The farther a howitzer is away from its intended target the less accurate standard shells become. This is called the circular error probable or CEP. This means at around 18 miles (the maximum range of a standard 155mm artillery shell fired from a M777A2 howitzer), half the rounds fired could land within an 853-foot circle around the target. The XM1156 reduces that circle to just shy of 100 feet, according to Army documents.
The XM1156 appears to have first popped up in Afghanistan in 2013, and in 2015, according to a report from Defense News, Orbital ATK was awarded a $120 million contract by the U.S. Army for the guidance kits. Canada and Australia has also experimented with them.
The U.S. military also fields other types of guided artillery shells, the XM982 GPS-guided Excalibur. The Excalibur increases the range of the M777A2 to roughly 25 miles.
The Marine artillery unit, though unnamed in the video, probably came from the 24th Marine Expeditionary Unit. The howitzer battery is providing fire support — along with guided rocket artillery — to U.S.-backed Syrian fighters battling the Islamic State in their de-facto capital of Raqqa. Open-source imagery has geo-located the Marine artillery within 10 miles of Raqqa, meaning even the unguided shells fired from the unit’s howitzers will land somewhat accurately —depending on weather.
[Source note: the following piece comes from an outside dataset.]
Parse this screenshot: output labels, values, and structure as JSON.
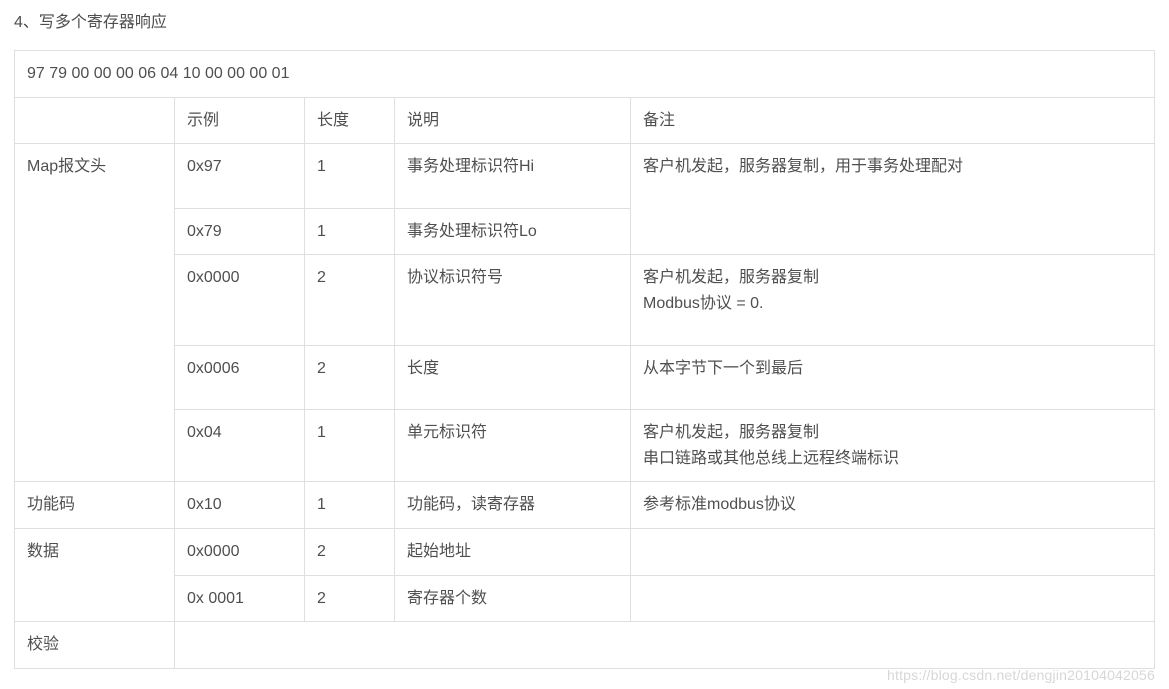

Though the XM1156 is meant to reduce civilian deaths and unnecessary damage to civilian structures, the U.S. military has been accused of causing hundreds of civilian casualties in Raqqa in recent weeks. Last month, videos appeared online of what looked M825-series white phosphorus smoke shells bursting over the Syrian city, setting some structures ablaze. Those type of shells appeared in the recent video posted online and have also been documented in prior images circulated by the Pentagon.